### What the task requires
State how many lines of the entries hold the string "label". Reply with the number alone.

** Data for review follows **

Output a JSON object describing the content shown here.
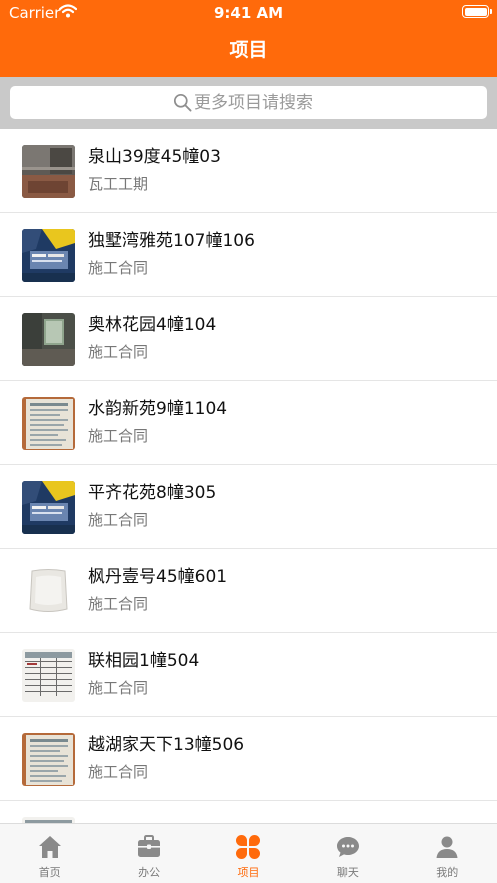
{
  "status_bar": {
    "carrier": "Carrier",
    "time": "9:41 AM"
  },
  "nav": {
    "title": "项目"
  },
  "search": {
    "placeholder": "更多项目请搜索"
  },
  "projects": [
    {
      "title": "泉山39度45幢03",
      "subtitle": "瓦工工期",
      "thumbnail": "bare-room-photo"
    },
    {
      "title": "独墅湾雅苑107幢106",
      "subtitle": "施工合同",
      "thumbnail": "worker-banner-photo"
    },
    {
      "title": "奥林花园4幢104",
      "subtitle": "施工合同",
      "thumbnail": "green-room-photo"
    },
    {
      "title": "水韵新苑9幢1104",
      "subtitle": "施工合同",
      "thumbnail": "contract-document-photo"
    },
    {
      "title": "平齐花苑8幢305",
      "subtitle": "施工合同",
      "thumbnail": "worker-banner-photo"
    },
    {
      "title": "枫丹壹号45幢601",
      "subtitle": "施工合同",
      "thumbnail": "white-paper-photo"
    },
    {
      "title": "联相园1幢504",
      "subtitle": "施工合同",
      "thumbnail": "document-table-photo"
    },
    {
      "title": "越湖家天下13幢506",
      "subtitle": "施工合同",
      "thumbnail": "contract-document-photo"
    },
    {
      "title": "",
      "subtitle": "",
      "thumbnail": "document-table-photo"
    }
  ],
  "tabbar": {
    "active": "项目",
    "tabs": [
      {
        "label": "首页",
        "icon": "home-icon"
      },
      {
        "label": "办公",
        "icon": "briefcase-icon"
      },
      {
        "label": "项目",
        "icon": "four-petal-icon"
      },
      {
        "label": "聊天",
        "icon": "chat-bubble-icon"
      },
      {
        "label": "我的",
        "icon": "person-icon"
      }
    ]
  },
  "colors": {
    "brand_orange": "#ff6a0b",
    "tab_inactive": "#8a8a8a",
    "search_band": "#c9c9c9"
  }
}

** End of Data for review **

### Answer space
5